[Website and app data records]

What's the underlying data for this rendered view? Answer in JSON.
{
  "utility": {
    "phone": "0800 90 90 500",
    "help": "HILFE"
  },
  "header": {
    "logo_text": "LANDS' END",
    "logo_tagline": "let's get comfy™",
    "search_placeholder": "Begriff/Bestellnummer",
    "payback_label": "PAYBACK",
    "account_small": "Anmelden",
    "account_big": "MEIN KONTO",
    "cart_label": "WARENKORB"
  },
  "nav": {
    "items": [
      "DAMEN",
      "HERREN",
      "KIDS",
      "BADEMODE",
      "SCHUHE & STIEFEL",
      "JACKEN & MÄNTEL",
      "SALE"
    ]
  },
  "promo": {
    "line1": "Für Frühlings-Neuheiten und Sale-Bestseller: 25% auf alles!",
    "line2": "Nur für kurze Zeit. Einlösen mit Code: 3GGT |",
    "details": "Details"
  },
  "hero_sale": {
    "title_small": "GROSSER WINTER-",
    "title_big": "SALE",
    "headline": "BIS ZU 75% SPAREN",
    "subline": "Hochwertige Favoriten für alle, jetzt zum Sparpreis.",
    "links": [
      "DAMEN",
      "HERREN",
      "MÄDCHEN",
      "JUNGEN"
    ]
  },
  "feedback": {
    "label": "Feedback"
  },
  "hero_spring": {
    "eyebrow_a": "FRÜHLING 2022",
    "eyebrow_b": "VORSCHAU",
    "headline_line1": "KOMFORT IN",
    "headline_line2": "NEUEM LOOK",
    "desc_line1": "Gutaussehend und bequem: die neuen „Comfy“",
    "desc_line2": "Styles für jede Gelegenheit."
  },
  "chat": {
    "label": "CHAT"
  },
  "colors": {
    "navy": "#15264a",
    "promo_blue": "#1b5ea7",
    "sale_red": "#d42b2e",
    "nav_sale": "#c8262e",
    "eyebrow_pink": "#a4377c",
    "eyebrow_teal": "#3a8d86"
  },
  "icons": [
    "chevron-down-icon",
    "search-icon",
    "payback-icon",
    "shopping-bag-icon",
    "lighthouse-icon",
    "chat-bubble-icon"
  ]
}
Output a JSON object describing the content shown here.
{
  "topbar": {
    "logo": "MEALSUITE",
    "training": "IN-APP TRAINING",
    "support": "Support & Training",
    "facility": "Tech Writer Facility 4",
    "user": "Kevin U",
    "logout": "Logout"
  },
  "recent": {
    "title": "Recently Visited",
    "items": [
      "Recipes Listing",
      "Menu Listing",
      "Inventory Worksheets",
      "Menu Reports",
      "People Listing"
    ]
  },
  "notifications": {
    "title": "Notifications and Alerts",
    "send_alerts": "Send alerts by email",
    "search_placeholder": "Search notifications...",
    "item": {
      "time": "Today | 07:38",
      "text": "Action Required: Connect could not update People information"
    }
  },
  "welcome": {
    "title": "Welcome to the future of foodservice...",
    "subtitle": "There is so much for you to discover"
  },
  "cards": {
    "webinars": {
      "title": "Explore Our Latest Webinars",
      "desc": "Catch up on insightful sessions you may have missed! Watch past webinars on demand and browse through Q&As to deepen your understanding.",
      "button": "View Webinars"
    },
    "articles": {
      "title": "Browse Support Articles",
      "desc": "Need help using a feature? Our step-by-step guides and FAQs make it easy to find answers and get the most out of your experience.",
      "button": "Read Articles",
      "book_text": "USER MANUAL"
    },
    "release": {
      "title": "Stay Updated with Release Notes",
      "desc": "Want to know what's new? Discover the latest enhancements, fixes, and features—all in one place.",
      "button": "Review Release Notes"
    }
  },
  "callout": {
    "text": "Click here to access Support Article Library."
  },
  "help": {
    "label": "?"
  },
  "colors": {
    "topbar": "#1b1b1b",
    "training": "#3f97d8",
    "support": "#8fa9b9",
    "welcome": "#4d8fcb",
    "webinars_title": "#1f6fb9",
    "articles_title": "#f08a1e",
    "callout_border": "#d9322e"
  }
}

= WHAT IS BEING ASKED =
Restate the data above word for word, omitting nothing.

= RESPONSE AREA =
What's the underlying data for this rendered view? Answer in JSON.
{
  "utility": {
    "phone": "0800 90 90 500",
    "help": "HILFE"
  },
  "header": {
    "logo_text": "LANDS' END",
    "logo_tagline": "let's get comfy™",
    "search_placeholder": "Begriff/Bestellnummer",
    "payback_label": "PAYBACK",
    "account_small": "Anmelden",
    "account_big": "MEIN KONTO",
    "cart_label": "WARENKORB"
  },
  "nav": {
    "items": [
      "DAMEN",
      "HERREN",
      "KIDS",
      "BADEMODE",
      "SCHUHE & STIEFEL",
      "JACKEN & MÄNTEL",
      "SALE"
    ]
  },
  "promo": {
    "line1": "Für Frühlings-Neuheiten und Sale-Bestseller: 25% auf alles!",
    "line2": "Nur für kurze Zeit. Einlösen mit Code: 3GGT |",
    "details": "Details"
  },
  "hero_sale": {
    "title_small": "GROSSER WINTER-",
    "title_big": "SALE",
    "headline": "BIS ZU 75% SPAREN",
    "subline": "Hochwertige Favoriten für alle, jetzt zum Sparpreis.",
    "links": [
      "DAMEN",
      "HERREN",
      "MÄDCHEN",
      "JUNGEN"
    ]
  },
  "feedback": {
    "label": "Feedback"
  },
  "hero_spring": {
    "eyebrow_a": "FRÜHLING 2022",
    "eyebrow_b": "VORSCHAU",
    "headline_line1": "KOMFORT IN",
    "headline_line2": "NEUEM LOOK",
    "desc_line1": "Gutaussehend und bequem: die neuen „Comfy“",
    "desc_line2": "Styles für jede Gelegenheit."
  },
  "chat": {
    "label": "CHAT"
  },
  "colors": {
    "navy": "#15264a",
    "promo_blue": "#1b5ea7",
    "sale_red": "#d42b2e",
    "nav_sale": "#c8262e",
    "eyebrow_pink": "#a4377c",
    "eyebrow_teal": "#3a8d86"
  },
  "icons": [
    "chevron-down-icon",
    "search-icon",
    "payback-icon",
    "shopping-bag-icon",
    "lighthouse-icon",
    "chat-bubble-icon"
  ]
}
Output a JSON object describing the content shown here.
{
  "topbar": {
    "logo": "MEALSUITE",
    "training": "IN-APP TRAINING",
    "support": "Support & Training",
    "facility": "Tech Writer Facility 4",
    "user": "Kevin U",
    "logout": "Logout"
  },
  "recent": {
    "title": "Recently Visited",
    "items": [
      "Recipes Listing",
      "Menu Listing",
      "Inventory Worksheets",
      "Menu Reports",
      "People Listing"
    ]
  },
  "notifications": {
    "title": "Notifications and Alerts",
    "send_alerts": "Send alerts by email",
    "search_placeholder": "Search notifications...",
    "item": {
      "time": "Today | 07:38",
      "text": "Action Required: Connect could not update People information"
    }
  },
  "welcome": {
    "title": "Welcome to the future of foodservice...",
    "subtitle": "There is so much for you to discover"
  },
  "cards": {
    "webinars": {
      "title": "Explore Our Latest Webinars",
      "desc": "Catch up on insightful sessions you may have missed! Watch past webinars on demand and browse through Q&As to deepen your understanding.",
      "button": "View Webinars"
    },
    "articles": {
      "title": "Browse Support Articles",
      "desc": "Need help using a feature? Our step-by-step guides and FAQs make it easy to find answers and get the most out of your experience.",
      "button": "Read Articles",
      "book_text": "USER MANUAL"
    },
    "release": {
      "title": "Stay Updated with Release Notes",
      "desc": "Want to know what's new? Discover the latest enhancements, fixes, and features—all in one place.",
      "button": "Review Release Notes"
    }
  },
  "callout": {
    "text": "Click here to access Support Article Library."
  },
  "help": {
    "label": "?"
  },
  "colors": {
    "topbar": "#1b1b1b",
    "training": "#3f97d8",
    "support": "#8fa9b9",
    "welcome": "#4d8fcb",
    "webinars_title": "#1f6fb9",
    "articles_title": "#f08a1e",
    "callout_border": "#d9322e"
  }
}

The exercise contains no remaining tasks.